- **What the exercise asks**
Search the listing for the word "JSON" and return each line that contains it.

### Dataset excerpts ###

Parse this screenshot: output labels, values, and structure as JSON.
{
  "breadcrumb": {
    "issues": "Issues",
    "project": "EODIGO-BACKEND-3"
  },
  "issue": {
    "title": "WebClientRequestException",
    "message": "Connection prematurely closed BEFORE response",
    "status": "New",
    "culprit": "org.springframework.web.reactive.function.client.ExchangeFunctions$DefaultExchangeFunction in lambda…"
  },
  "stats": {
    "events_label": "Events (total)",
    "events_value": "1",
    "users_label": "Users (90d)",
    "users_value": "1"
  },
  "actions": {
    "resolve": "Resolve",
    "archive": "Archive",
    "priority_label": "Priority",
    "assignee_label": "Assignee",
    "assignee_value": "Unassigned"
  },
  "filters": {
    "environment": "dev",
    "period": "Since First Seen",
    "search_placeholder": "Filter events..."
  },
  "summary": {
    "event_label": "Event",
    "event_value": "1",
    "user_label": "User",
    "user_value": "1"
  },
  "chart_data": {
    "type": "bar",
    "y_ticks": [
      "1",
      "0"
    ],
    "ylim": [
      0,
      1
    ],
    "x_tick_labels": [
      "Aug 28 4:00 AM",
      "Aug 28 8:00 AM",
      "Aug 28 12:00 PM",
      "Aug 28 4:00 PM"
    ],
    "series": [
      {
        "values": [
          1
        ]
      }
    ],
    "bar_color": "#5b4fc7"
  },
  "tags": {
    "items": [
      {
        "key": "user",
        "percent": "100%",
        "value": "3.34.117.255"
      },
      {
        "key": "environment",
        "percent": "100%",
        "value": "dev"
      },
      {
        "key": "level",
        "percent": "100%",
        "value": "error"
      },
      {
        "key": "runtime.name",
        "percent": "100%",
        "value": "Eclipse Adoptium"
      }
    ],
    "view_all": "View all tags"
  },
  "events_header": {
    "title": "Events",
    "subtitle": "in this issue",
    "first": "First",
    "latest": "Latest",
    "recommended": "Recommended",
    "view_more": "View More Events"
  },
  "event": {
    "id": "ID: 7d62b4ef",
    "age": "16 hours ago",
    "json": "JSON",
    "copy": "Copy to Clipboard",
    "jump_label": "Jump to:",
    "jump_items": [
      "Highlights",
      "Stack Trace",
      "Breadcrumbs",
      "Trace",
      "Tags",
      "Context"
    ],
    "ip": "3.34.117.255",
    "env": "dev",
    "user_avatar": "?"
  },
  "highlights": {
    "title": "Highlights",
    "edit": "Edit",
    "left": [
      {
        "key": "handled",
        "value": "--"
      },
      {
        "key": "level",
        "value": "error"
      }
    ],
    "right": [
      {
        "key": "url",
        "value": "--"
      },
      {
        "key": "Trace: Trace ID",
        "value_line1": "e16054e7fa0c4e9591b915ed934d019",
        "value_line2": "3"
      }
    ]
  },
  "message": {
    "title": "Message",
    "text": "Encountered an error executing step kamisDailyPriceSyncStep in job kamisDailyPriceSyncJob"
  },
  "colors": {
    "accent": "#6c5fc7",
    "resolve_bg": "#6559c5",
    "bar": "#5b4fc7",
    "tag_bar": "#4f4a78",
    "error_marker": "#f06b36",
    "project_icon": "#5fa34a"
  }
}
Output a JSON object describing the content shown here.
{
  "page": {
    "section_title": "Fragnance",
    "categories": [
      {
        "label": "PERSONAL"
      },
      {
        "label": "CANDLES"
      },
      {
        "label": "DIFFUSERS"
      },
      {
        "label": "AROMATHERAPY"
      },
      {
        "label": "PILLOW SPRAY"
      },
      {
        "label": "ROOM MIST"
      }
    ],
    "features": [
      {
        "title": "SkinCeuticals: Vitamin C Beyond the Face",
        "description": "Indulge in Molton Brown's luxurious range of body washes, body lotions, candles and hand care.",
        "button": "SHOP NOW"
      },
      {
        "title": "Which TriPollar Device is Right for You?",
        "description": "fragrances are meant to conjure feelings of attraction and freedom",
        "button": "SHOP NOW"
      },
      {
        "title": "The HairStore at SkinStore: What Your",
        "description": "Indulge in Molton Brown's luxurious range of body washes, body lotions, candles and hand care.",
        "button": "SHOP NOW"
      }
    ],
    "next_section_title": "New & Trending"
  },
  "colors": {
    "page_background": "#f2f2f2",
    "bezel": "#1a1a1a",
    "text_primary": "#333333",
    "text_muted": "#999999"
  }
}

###

- **Exercise output**
Parse this screenshot: output labels, values, and structure as JSON.
    "json": "JSON",
Output a JSON object describing the content shown here.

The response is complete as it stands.